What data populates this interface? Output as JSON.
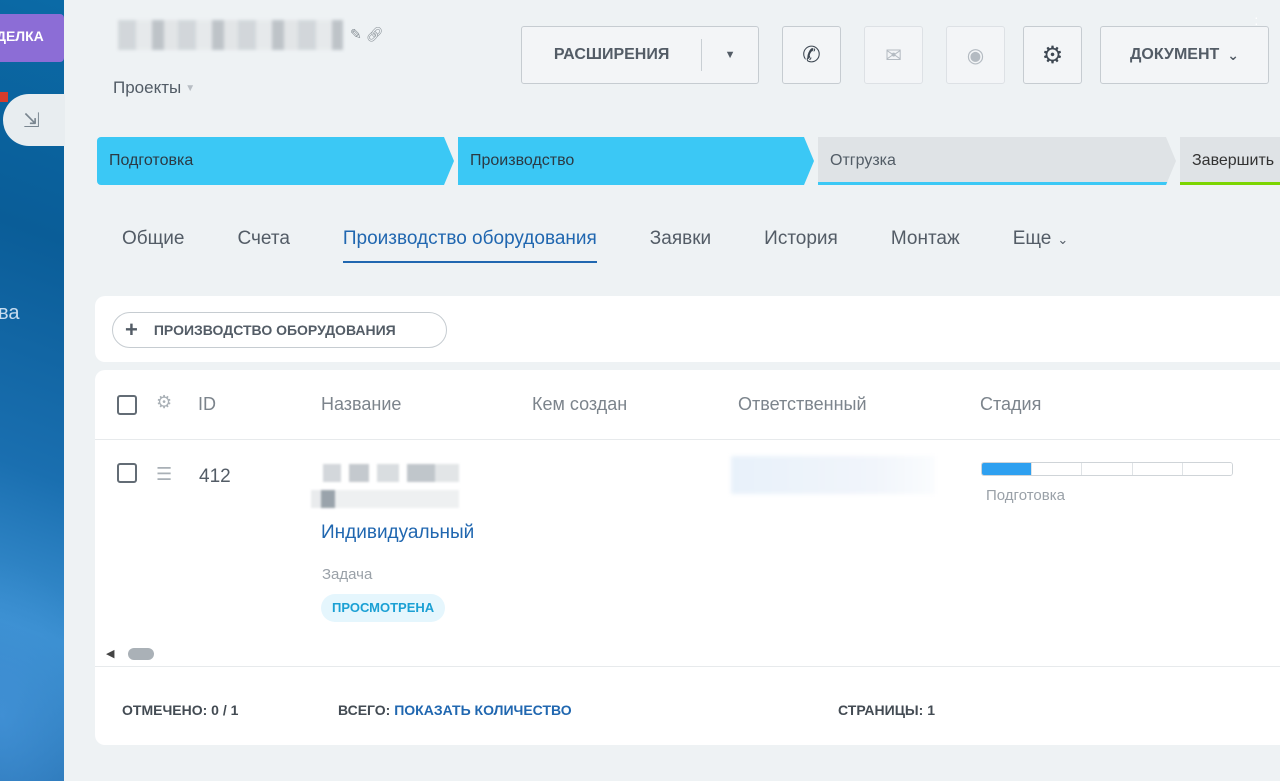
{
  "sidebar": {
    "deal_label": "ДЕЛКА",
    "partial_text": "ва"
  },
  "header": {
    "section": "Проекты",
    "extensions_label": "РАСШИРЕНИЯ",
    "document_label": "ДОКУМЕНТ"
  },
  "stages": [
    {
      "label": "Подготовка"
    },
    {
      "label": "Производство"
    },
    {
      "label": "Отгрузка"
    },
    {
      "label": "Завершить"
    }
  ],
  "tabs": [
    {
      "label": "Общие"
    },
    {
      "label": "Счета"
    },
    {
      "label": "Производство оборудования"
    },
    {
      "label": "Заявки"
    },
    {
      "label": "История"
    },
    {
      "label": "Монтаж"
    },
    {
      "label": "Еще"
    }
  ],
  "add_button": {
    "label": "ПРОИЗВОДСТВО ОБОРУДОВАНИЯ"
  },
  "table": {
    "columns": [
      "ID",
      "Название",
      "Кем создан",
      "Ответственный",
      "Стадия"
    ],
    "rows": [
      {
        "id": "412",
        "name_line": "Индивидуальный",
        "type": "Задача",
        "badge": "ПРОСМОТРЕНА",
        "stage": "Подготовка",
        "stage_progress": 0.2
      }
    ]
  },
  "footer": {
    "marked_label": "ОТМЕЧЕНО:",
    "marked_value": "0 / 1",
    "total_label": "ВСЕГО:",
    "total_link": "ПОКАЗАТЬ КОЛИЧЕСТВО",
    "pages_label": "СТРАНИЦЫ:",
    "pages_value": "1"
  },
  "colors": {
    "stage_active": "#3bc8f5",
    "link": "#2067b0",
    "badge_text": "#1ba0d4",
    "progress_fill": "#2ea0f0"
  }
}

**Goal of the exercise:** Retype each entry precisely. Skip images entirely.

**Solution:**
What data populates this interface? Output as JSON.
{
  "sidebar": {
    "deal_label": "ДЕЛКА",
    "partial_text": "ва"
  },
  "header": {
    "section": "Проекты",
    "extensions_label": "РАСШИРЕНИЯ",
    "document_label": "ДОКУМЕНТ"
  },
  "stages": [
    {
      "label": "Подготовка"
    },
    {
      "label": "Производство"
    },
    {
      "label": "Отгрузка"
    },
    {
      "label": "Завершить"
    }
  ],
  "tabs": [
    {
      "label": "Общие"
    },
    {
      "label": "Счета"
    },
    {
      "label": "Производство оборудования"
    },
    {
      "label": "Заявки"
    },
    {
      "label": "История"
    },
    {
      "label": "Монтаж"
    },
    {
      "label": "Еще"
    }
  ],
  "add_button": {
    "label": "ПРОИЗВОДСТВО ОБОРУДОВАНИЯ"
  },
  "table": {
    "columns": [
      "ID",
      "Название",
      "Кем создан",
      "Ответственный",
      "Стадия"
    ],
    "rows": [
      {
        "id": "412",
        "name_line": "Индивидуальный",
        "type": "Задача",
        "badge": "ПРОСМОТРЕНА",
        "stage": "Подготовка",
        "stage_progress": 0.2
      }
    ]
  },
  "footer": {
    "marked_label": "ОТМЕЧЕНО:",
    "marked_value": "0 / 1",
    "total_label": "ВСЕГО:",
    "total_link": "ПОКАЗАТЬ КОЛИЧЕСТВО",
    "pages_label": "СТРАНИЦЫ:",
    "pages_value": "1"
  },
  "colors": {
    "stage_active": "#3bc8f5",
    "link": "#2067b0",
    "badge_text": "#1ba0d4",
    "progress_fill": "#2ea0f0"
  }
}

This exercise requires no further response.